### [BRIEF]
Each line holding the string "avatar" is to be copied from the data.

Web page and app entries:
_ _ _ _

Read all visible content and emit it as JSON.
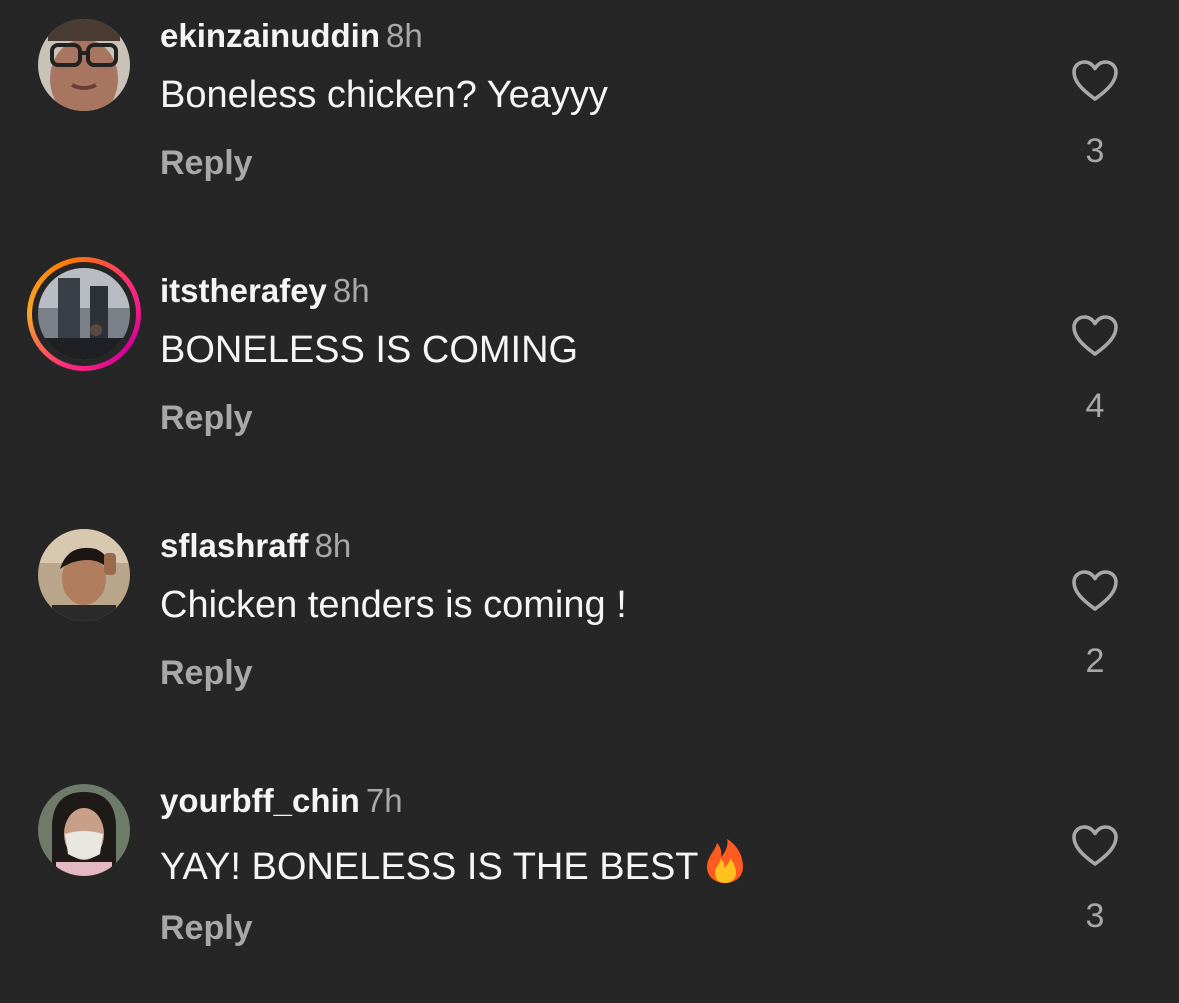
{
  "comments": [
    {
      "username": "ekinzainuddin",
      "time": "8h",
      "text": "Boneless chicken? Yeayyy",
      "reply_label": "Reply",
      "likes": "3",
      "avatar": "avatar-glasses-person",
      "story_ring": false
    },
    {
      "username": "itstherafey",
      "time": "8h",
      "text": "BONELESS IS COMING",
      "reply_label": "Reply",
      "likes": "4",
      "avatar": "avatar-building-photo",
      "story_ring": true
    },
    {
      "username": "sflashraff",
      "time": "8h",
      "text": "Chicken tenders is coming !",
      "reply_label": "Reply",
      "likes": "2",
      "avatar": "avatar-young-man",
      "story_ring": false
    },
    {
      "username": "yourbff_chin",
      "time": "7h",
      "text": "YAY! BONELESS IS THE BEST",
      "text_emoji": "fire-icon",
      "reply_label": "Reply",
      "likes": "3",
      "avatar": "avatar-masked-woman",
      "story_ring": false
    }
  ],
  "colors": {
    "background": "#262626",
    "primary_text": "#f5f5f5",
    "secondary_text": "#a8a8a8",
    "story_ring_start": "#ff2d7a",
    "story_ring_end": "#f9a825"
  }
}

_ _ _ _

### [SOLUTION TO THE PROBLEM]
      "avatar": "avatar-glasses-person",
      "avatar": "avatar-building-photo",
      "avatar": "avatar-young-man",
      "avatar": "avatar-masked-woman",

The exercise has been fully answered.